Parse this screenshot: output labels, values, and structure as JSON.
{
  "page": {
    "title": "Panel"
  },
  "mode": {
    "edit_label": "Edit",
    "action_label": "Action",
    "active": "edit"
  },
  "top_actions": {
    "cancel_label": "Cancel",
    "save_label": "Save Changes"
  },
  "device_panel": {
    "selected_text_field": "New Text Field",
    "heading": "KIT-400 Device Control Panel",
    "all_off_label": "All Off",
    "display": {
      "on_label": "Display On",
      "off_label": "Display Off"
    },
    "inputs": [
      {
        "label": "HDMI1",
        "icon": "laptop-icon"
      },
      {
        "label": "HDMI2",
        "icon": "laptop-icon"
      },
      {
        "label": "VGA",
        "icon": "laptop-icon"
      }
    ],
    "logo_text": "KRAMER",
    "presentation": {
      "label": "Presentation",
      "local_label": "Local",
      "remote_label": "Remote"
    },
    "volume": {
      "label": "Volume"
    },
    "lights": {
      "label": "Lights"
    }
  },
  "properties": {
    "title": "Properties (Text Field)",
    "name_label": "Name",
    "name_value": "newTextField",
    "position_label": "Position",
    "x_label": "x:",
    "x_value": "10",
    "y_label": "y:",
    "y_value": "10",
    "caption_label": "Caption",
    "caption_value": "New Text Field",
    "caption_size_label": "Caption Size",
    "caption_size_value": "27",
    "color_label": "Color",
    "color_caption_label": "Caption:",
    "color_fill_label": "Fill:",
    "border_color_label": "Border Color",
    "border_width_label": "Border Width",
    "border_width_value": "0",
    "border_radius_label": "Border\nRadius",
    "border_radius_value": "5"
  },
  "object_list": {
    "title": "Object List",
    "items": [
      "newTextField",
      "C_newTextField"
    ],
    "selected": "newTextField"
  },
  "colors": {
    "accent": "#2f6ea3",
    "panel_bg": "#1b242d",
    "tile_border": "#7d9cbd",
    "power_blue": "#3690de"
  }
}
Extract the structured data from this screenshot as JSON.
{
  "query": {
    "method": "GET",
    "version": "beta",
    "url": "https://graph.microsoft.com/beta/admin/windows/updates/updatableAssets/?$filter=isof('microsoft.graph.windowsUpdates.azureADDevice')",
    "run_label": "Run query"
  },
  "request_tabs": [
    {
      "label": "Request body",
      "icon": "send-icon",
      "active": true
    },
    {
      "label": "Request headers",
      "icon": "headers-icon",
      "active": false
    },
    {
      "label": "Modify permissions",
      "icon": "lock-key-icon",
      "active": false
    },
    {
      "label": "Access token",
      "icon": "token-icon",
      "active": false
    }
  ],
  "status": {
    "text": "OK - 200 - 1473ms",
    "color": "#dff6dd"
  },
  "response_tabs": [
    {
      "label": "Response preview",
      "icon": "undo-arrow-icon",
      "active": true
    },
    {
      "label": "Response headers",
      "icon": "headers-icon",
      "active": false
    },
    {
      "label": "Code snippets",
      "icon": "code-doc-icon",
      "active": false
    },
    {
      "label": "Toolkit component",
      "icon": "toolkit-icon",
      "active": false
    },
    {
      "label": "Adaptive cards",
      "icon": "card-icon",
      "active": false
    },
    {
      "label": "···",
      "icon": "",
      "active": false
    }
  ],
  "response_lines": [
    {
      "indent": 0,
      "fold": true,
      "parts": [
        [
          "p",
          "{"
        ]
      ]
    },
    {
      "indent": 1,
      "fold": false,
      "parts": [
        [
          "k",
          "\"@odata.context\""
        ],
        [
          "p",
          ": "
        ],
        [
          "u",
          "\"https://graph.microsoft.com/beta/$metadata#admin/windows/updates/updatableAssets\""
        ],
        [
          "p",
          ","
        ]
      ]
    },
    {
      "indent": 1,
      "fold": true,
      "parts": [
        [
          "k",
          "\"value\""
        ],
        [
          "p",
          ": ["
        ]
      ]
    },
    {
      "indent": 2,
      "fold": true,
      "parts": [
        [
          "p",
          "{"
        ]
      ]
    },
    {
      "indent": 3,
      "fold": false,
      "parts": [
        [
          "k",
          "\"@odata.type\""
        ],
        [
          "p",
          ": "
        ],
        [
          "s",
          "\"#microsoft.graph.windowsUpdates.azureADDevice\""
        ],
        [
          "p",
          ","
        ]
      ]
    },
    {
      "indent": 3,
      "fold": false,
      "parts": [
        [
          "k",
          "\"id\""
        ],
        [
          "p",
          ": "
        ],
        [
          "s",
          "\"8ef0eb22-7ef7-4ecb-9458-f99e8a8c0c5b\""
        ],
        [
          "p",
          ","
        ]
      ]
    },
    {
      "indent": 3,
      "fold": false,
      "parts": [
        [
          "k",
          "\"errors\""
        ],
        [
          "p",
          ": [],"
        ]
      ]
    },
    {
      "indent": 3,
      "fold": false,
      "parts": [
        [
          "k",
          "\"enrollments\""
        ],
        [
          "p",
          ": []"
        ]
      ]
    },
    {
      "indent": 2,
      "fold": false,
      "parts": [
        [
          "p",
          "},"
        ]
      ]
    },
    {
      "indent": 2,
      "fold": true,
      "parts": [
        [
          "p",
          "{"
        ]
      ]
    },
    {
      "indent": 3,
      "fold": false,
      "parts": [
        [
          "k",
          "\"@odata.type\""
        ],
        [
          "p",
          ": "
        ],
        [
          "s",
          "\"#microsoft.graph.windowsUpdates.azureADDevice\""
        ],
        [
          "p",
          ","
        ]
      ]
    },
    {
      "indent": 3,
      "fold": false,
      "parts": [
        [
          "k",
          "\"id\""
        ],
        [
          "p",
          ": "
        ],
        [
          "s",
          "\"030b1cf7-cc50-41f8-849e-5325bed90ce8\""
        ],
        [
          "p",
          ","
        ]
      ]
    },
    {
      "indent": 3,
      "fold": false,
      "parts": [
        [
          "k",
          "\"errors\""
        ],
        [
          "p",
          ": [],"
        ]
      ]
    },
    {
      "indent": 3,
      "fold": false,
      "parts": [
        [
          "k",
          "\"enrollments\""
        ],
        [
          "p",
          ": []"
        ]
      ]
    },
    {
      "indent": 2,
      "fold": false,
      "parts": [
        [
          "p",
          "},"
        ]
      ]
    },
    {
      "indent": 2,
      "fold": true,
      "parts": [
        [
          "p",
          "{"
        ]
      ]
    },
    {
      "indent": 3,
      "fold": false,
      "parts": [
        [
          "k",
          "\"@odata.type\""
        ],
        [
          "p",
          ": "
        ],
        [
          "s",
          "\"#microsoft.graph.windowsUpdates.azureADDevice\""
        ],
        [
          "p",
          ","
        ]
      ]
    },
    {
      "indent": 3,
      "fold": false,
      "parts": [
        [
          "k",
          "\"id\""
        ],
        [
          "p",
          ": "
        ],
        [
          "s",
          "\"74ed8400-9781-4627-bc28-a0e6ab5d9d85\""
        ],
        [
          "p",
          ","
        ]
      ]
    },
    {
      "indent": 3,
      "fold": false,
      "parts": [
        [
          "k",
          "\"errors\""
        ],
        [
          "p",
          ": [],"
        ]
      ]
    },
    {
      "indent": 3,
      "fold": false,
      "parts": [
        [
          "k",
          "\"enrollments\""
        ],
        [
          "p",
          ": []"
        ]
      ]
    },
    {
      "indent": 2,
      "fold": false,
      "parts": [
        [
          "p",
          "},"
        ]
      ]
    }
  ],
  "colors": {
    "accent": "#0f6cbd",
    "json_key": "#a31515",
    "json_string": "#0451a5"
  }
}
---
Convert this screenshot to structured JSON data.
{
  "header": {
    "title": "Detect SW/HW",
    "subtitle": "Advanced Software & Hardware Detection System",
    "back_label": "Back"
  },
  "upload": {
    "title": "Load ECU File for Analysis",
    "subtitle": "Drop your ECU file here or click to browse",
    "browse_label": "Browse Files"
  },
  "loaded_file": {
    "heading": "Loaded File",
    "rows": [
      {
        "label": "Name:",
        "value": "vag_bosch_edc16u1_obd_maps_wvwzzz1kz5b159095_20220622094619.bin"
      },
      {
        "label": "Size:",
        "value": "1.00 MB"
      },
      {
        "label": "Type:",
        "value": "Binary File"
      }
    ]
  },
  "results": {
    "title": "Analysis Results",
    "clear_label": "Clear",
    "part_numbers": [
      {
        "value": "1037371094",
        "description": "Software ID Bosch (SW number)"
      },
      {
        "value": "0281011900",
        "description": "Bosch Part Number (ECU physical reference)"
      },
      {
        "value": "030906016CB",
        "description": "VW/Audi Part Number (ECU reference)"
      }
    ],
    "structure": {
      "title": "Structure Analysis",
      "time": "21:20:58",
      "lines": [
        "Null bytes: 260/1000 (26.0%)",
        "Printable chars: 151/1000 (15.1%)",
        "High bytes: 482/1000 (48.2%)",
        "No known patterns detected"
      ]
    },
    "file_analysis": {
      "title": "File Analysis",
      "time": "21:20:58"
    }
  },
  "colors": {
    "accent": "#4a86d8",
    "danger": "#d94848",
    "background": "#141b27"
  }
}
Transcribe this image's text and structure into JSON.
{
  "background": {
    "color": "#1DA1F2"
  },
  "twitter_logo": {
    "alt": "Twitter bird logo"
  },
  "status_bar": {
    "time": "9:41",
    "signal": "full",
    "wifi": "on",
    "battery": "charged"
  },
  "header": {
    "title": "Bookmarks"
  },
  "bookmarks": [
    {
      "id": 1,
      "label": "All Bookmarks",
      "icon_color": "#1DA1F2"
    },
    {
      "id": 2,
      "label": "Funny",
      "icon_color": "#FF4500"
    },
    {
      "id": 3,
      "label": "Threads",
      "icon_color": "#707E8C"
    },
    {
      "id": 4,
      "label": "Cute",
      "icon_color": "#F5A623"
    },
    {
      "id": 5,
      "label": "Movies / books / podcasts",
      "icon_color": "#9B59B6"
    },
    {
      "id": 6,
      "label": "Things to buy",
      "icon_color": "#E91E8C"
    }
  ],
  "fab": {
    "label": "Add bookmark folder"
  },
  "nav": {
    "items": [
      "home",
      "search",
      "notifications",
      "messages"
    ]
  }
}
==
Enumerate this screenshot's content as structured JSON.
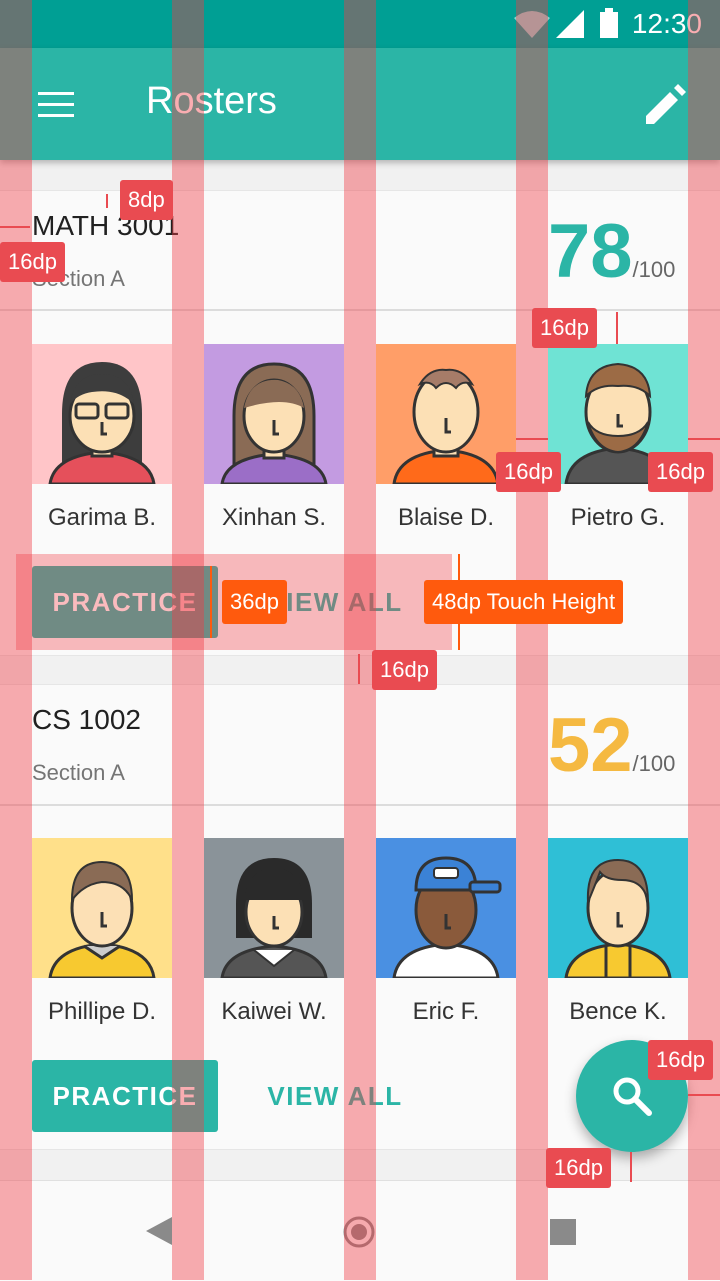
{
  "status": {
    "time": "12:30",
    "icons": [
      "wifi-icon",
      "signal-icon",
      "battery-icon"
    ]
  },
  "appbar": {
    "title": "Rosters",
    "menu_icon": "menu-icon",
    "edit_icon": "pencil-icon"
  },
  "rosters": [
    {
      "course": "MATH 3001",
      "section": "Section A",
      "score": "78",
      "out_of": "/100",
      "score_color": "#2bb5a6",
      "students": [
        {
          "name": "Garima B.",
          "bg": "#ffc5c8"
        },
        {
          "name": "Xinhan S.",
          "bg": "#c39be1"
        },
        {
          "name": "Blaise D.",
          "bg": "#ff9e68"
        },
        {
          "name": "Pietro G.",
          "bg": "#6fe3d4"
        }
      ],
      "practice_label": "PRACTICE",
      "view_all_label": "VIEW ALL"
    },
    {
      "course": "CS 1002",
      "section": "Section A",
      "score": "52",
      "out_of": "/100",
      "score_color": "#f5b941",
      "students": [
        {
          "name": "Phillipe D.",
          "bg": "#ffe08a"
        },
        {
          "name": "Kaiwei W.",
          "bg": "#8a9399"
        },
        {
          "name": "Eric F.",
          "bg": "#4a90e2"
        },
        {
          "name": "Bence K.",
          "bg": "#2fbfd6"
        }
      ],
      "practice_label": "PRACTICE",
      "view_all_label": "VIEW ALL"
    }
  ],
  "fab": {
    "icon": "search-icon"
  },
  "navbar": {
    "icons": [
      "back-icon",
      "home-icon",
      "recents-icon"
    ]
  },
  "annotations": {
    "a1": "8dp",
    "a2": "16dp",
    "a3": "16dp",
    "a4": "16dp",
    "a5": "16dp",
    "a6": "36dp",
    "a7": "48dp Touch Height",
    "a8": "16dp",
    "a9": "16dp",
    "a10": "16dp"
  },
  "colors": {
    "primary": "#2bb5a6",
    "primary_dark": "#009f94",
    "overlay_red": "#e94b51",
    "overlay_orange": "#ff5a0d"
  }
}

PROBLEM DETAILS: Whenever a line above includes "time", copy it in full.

YOUR RESPONSE:
      "time": "21:20:58",
      "time": "21:20:58"
    "time": "9:41",
    "time": "12:30",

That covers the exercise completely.